MY month of personal training sessions has come to an end. A few days later, I received a gift of some sports balm through the post in order to ease my aching muscles. Does Sara Perry feel guilty about what she’s put me through?
Every time I turned up for my session in the park, there were a group of kids who evidently thought I was playing Superheroes. They joined in with all the exercises, shouting encouragement like “Pow!” and “Go Superman!”
I doubt it.
I suspect I got off pretty lightly. I think we both knew my limits. Having said that, I did get on to some pretty gruelling routines. At least I found them gruelling.
From a few measly squats in the sunshine, by week four I was up to the ‘Power Pyramid’ and that wasn’t even the half of it.
The ‘Pyramid of Pain’, as I might rename it, involves starting off with one exercise for 30 seconds, then repeating the same exercise and adding 30 seconds of another exercise as well.
This continues until you reach the top of the so-called pyramid with six different exercises. Psychologically at least, this is quite a kind exercise. Once you do actually reach the top of the pyramid, at least it’s all downhill. From six exercises, you knock one off each time until you reach zero and lie face down in the grass.
To say the sessions were enjoyable would be pushing it, but as my body got used to this strange thing called exercise, the sessions started to fly by. It certainly looked like a lot of fun, even if it wasn’t.
Every time I turned up for my session in the park, there were a group of kids who evidently thought I was playing 'Superheroes'. They joined in with all the exercises, shouting encouragement like “Pow!” and “Go Superman!”
In all honesty, I could have probably done with at least another month of personal training as I’m obviously still carrying pounds a-plenty. This isn’t me being self-deprecating, this is the worms talking.

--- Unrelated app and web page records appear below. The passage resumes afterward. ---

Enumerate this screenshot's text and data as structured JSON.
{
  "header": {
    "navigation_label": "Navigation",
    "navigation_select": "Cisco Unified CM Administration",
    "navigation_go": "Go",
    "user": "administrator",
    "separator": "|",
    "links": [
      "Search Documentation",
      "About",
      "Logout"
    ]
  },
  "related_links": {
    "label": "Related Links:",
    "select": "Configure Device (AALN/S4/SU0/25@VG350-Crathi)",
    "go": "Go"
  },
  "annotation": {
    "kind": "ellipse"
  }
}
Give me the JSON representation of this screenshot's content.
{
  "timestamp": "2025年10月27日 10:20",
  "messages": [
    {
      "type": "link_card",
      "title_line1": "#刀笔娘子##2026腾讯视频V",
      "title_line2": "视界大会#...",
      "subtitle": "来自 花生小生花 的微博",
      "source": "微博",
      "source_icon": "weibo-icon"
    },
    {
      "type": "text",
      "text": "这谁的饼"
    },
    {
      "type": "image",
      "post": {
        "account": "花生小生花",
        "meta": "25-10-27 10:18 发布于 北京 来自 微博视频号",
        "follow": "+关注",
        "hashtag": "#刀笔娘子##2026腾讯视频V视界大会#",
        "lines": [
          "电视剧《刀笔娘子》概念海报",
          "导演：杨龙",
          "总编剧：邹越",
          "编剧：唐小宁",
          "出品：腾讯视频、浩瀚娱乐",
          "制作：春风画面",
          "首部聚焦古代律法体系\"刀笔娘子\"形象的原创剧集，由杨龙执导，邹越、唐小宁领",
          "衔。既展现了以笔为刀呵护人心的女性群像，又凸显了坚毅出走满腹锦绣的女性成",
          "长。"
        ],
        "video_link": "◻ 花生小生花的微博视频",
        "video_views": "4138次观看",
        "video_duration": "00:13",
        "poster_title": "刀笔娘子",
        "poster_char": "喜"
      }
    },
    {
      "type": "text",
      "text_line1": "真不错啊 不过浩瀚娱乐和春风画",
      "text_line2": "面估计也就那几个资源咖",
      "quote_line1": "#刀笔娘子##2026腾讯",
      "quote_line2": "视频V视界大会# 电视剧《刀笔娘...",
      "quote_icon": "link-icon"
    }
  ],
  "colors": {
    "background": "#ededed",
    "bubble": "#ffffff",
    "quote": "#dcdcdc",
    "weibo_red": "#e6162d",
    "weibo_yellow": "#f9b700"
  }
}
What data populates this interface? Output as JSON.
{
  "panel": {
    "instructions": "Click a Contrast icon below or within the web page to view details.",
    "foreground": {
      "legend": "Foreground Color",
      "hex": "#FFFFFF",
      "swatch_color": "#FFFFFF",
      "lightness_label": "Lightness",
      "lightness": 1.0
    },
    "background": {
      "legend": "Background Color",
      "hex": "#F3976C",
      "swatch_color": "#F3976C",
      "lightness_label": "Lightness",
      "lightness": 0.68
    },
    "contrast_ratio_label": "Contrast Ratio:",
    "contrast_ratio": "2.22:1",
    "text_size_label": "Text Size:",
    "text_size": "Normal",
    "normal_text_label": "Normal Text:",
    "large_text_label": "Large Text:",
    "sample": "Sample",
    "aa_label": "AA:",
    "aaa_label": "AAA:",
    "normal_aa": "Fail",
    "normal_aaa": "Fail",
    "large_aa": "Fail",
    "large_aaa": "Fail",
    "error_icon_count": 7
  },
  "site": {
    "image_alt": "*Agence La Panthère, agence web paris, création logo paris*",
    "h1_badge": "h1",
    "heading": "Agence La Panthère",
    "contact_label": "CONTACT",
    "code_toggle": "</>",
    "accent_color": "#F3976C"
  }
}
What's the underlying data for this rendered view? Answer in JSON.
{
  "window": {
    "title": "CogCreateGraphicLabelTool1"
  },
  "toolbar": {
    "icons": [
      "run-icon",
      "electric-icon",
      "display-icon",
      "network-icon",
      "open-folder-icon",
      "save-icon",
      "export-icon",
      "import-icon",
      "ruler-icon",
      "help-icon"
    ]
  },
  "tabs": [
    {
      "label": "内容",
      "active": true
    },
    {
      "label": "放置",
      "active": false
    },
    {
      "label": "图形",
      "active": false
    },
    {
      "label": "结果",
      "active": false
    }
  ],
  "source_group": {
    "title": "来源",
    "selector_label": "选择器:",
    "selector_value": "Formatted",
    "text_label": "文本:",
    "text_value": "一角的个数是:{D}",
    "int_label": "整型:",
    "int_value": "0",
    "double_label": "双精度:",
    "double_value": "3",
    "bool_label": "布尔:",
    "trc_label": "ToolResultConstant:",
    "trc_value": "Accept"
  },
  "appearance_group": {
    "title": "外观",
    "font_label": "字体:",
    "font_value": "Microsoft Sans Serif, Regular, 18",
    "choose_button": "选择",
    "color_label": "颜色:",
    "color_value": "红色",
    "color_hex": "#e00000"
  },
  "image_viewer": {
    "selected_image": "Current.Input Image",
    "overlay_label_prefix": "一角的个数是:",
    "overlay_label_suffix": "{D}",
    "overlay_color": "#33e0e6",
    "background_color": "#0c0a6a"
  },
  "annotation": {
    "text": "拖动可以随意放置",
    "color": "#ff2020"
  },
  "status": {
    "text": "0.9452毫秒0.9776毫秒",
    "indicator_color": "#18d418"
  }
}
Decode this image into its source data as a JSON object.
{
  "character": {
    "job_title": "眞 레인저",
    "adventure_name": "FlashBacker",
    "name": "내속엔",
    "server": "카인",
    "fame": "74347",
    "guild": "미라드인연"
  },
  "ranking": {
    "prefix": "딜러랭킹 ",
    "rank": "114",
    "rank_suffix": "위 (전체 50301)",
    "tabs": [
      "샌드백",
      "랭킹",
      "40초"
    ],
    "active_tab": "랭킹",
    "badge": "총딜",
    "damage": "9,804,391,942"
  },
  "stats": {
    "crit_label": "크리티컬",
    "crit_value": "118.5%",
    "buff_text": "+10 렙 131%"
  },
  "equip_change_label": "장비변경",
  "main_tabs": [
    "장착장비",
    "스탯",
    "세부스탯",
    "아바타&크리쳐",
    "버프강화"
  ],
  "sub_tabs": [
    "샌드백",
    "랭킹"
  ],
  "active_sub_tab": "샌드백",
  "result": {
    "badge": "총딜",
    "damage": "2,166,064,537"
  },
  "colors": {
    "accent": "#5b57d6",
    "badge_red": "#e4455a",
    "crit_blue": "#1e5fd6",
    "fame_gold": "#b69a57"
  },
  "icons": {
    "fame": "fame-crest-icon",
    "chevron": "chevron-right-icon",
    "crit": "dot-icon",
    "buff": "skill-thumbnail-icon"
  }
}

After running on the spot and causing what must have felt like an earthquake for my pink wriggly friends, they bided their time and waited until I was in the middle of a set of push ups until they all decided to pop up under my chin to complain about the racket I was making. I was surrounded; it was like trying to exercise in a bath of vermicelli. I feigned panic in order to get five minutes rest.
I‘ve looked at the before and after pictures and I can’t see that much difference although my stomach has definitely reduced in size. A month probably isn’t long enough to resculpt your entire body.
I did all the exercises and, like a good little girl, I did all of my workout homework too. The hoped for totally new body hasn’t arrived though.
Despite that, you can’t argue with the figures. My jiggly bits (i.e. everywhere) were measured before and after and I have lost six inches.
If this sounds like a transformation, bear in mind that this is mainly just half an inch here and half an inch there. Although I did lose two inches off my hips which I’m pretty pleased about. I only lost two kilograms over the month and as I was doing the personal training in conjunction with the 2:5 fasting diet, this was disappointing. Muscle does weigh more than fat so it’s probably a good thing but it doesn’t make getting on the scales any easier.
I can’t quite believe it, but since my personal training sessions with Sara Perry have come to an end, I’ve been throwing myself into it more than ever before. I’ve been personally training myself.
At first, I would do the 30 second bursts of exercise taught to me by Sara while counting to 30 very quickly. The speed of my counting was directly proportional to how tired I was and how difficult the exercise was. You might think this is cheating, but the fact that I was even bothering gave me a self-righteous glow of satisfaction. You can imagine how smug, self-satisfied and, ultimately, sweaty, I look now that I have started using a Gymboss app and doing it all properly.
For me, it is easier to fit in mini versions of Sara’s sessions when I feel like it. I also prefer to be able to do some rather lame lunges rather than having someone tell me to get down further or bend my leg more. Without a personal trainer, it is easier to settle for mediocrity rather than chase the elusive perfect push-up. Which is fine by me.
Without Sara Perry’s sessions I wouldn’t have known where to start. But now I know lots of different workouts, I am, quite literally, up and running.
As I go running anyway, I particularly like her recommendation of spending the last ten minutes of a run alternately sprinting and walking between lampposts. Because I am so hard-core, I incorporate this metabolism booster into my entire run. The fact that all my runs are only ten-minutes long in the first place is pure coincidence.
Being a bit lazy, personal training isn’t really for me as a long term fitness solution but it was invaluable for getting me started. For somebody with more impetus and determination to tone up and less of a tendency to look for short-cuts, I imagine personal training works really well at forcing you to up your game. I also think that if you are even more devoid of willpower than I am, independent exercise is probably not for you as you just won’t do any. Paying for a personal trainer makes you work out but unlike the gym, you can’t decide not to go and just stick a DVD on instead.